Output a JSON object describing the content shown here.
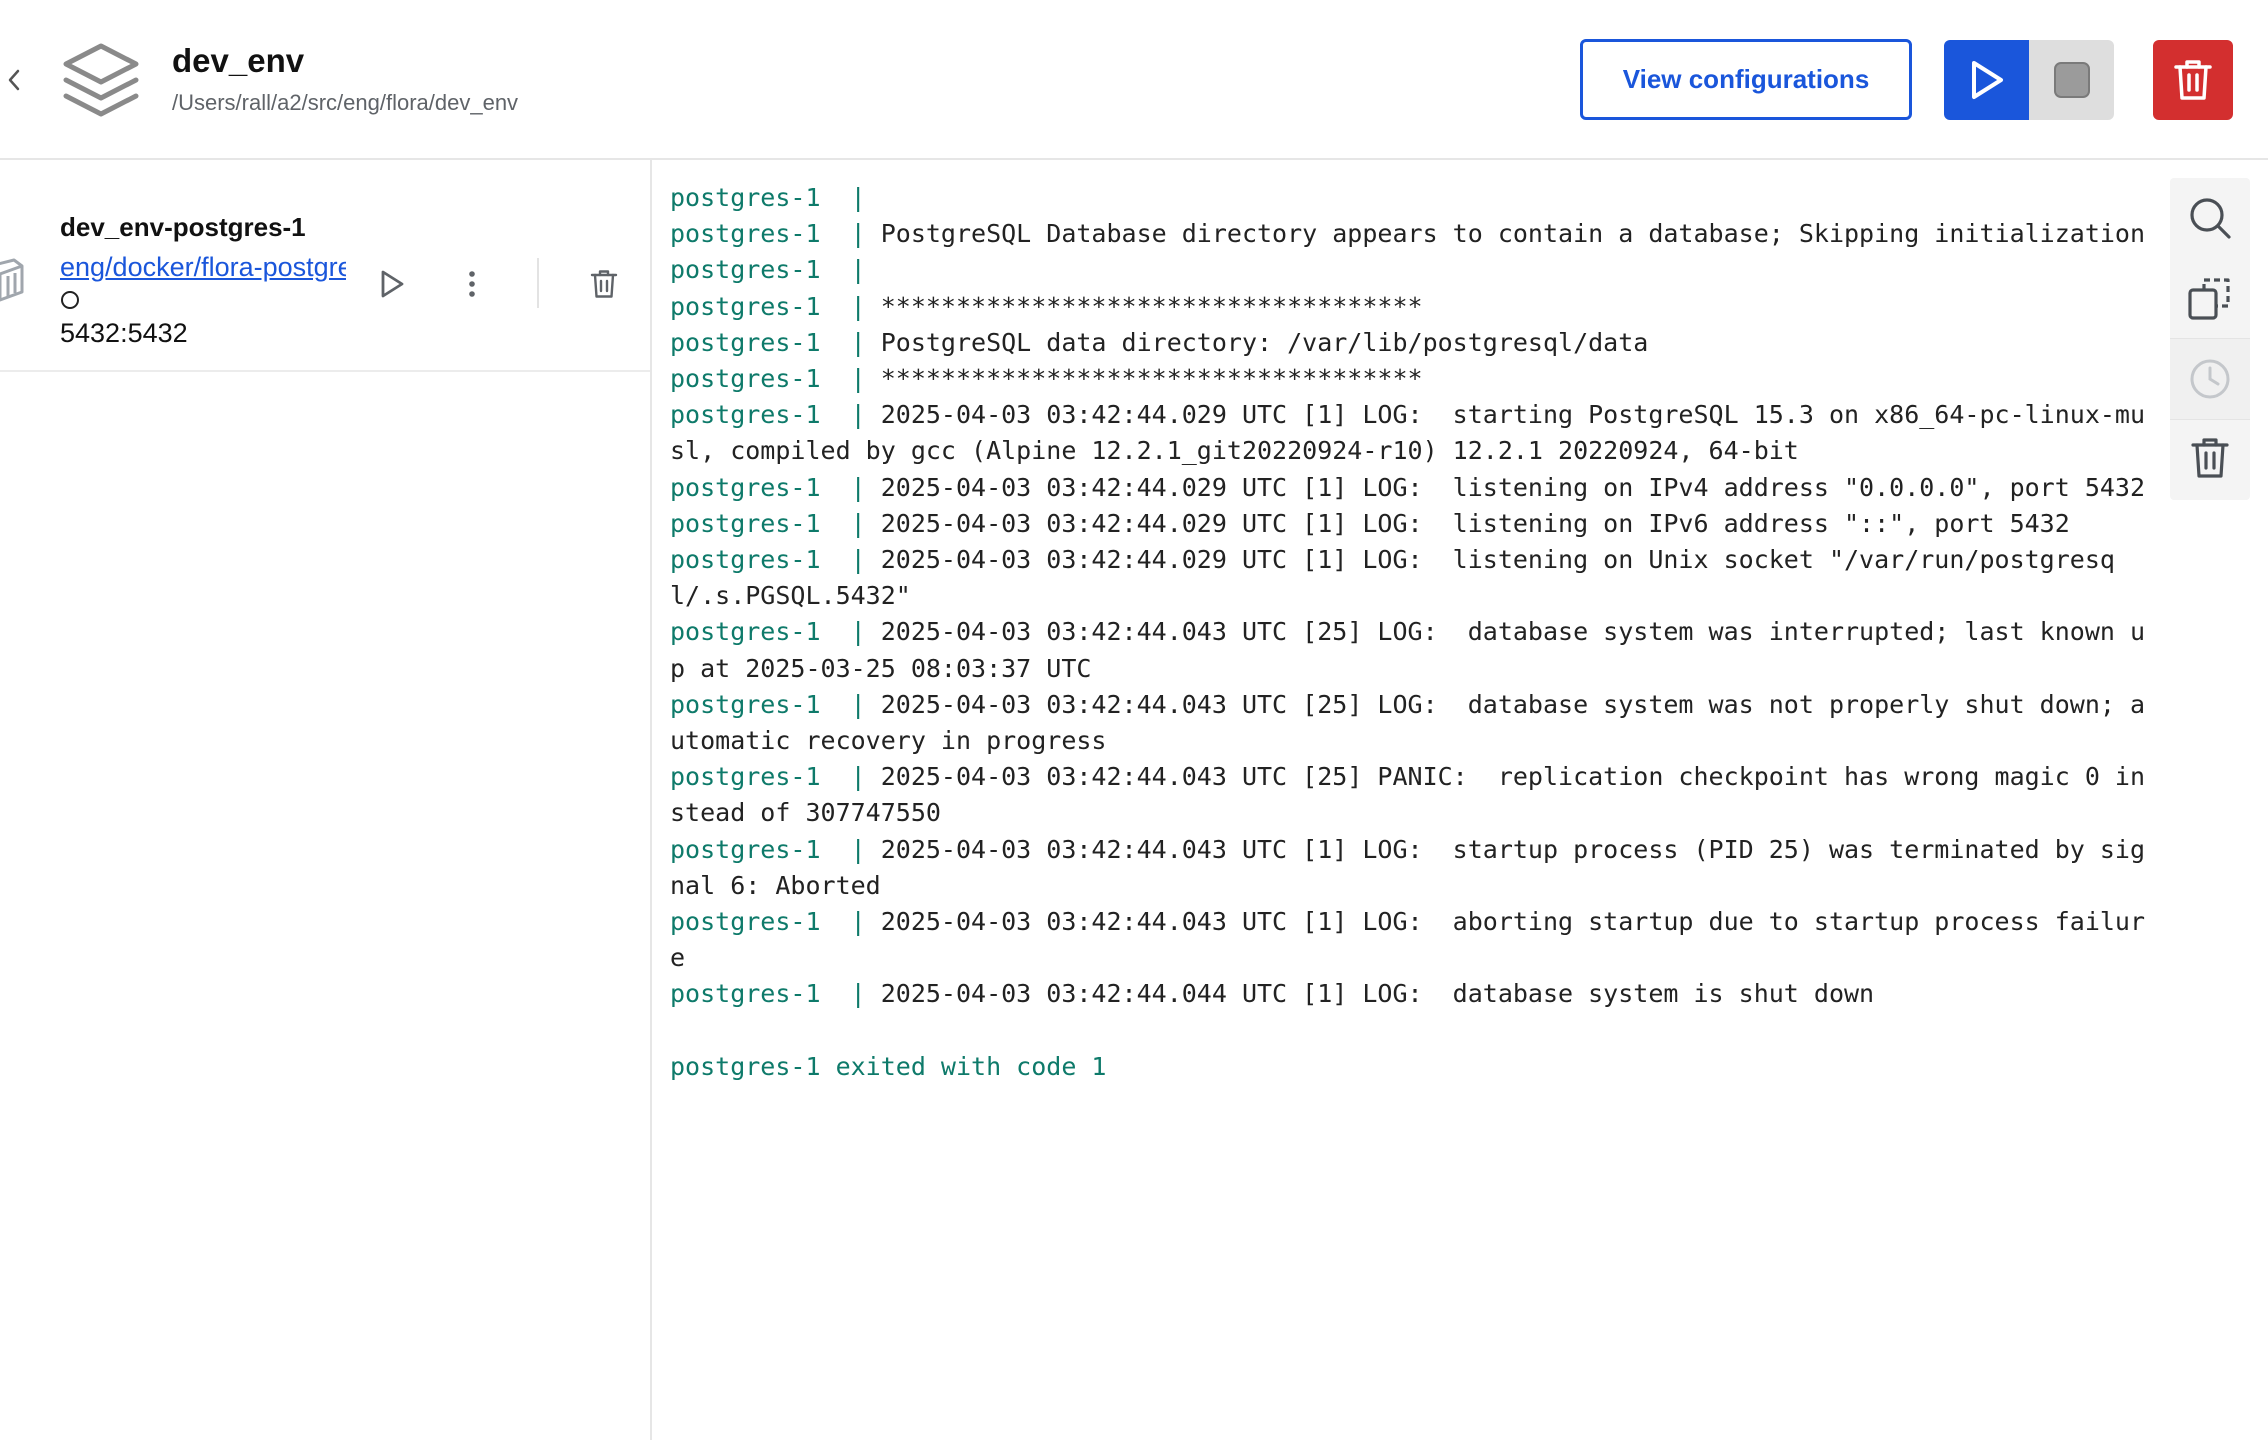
{
  "header": {
    "title": "dev_env",
    "path": "/Users/rall/a2/src/eng/flora/dev_env",
    "view_config_label": "View configurations",
    "icons": {
      "back": "chevron-left-icon",
      "project": "layers-icon",
      "play": "play-icon",
      "stop": "stop-icon",
      "delete": "trash-icon"
    },
    "colors": {
      "primary": "#1a56db",
      "danger": "#d32f2f",
      "stop_bg": "#dedede"
    }
  },
  "containers": [
    {
      "name": "dev_env-postgres-1",
      "image_link": "eng/docker/flora-postgres",
      "status": "stopped",
      "ports": "5432:5432"
    }
  ],
  "log": {
    "prefix": "postgres-1  | ",
    "lines": [
      "",
      "PostgreSQL Database directory appears to contain a database; Skipping initialization",
      "",
      "************************************",
      "PostgreSQL data directory: /var/lib/postgresql/data",
      "************************************",
      "2025-04-03 03:42:44.029 UTC [1] LOG:  starting PostgreSQL 15.3 on x86_64-pc-linux-musl, compiled by gcc (Alpine 12.2.1_git20220924-r10) 12.2.1 20220924, 64-bit",
      "2025-04-03 03:42:44.029 UTC [1] LOG:  listening on IPv4 address \"0.0.0.0\", port 5432",
      "2025-04-03 03:42:44.029 UTC [1] LOG:  listening on IPv6 address \"::\", port 5432",
      "2025-04-03 03:42:44.029 UTC [1] LOG:  listening on Unix socket \"/var/run/postgresql/.s.PGSQL.5432\"",
      "2025-04-03 03:42:44.043 UTC [25] LOG:  database system was interrupted; last known up at 2025-03-25 08:03:37 UTC",
      "2025-04-03 03:42:44.043 UTC [25] LOG:  database system was not properly shut down; automatic recovery in progress",
      "2025-04-03 03:42:44.043 UTC [25] PANIC:  replication checkpoint has wrong magic 0 instead of 307747550",
      "2025-04-03 03:42:44.043 UTC [1] LOG:  startup process (PID 25) was terminated by signal 6: Aborted",
      "2025-04-03 03:42:44.043 UTC [1] LOG:  aborting startup due to startup process failure",
      "2025-04-03 03:42:44.044 UTC [1] LOG:  database system is shut down"
    ],
    "exit_message": "postgres-1 exited with code 1",
    "colors": {
      "prefix": "#0e7a6a",
      "text": "#222222"
    }
  },
  "log_toolbar": {
    "items": [
      {
        "icon": "search-icon",
        "enabled": true
      },
      {
        "icon": "copy-icon",
        "enabled": true
      },
      {
        "icon": "clock-icon",
        "enabled": false
      },
      {
        "icon": "trash-icon",
        "enabled": true
      }
    ]
  }
}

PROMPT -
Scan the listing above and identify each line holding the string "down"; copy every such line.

RESPONSE AREA -
      "2025-04-03 03:42:44.043 UTC [25] LOG:  database system was not properly shut down; automatic recovery in progress",
      "2025-04-03 03:42:44.044 UTC [1] LOG:  database system is shut down"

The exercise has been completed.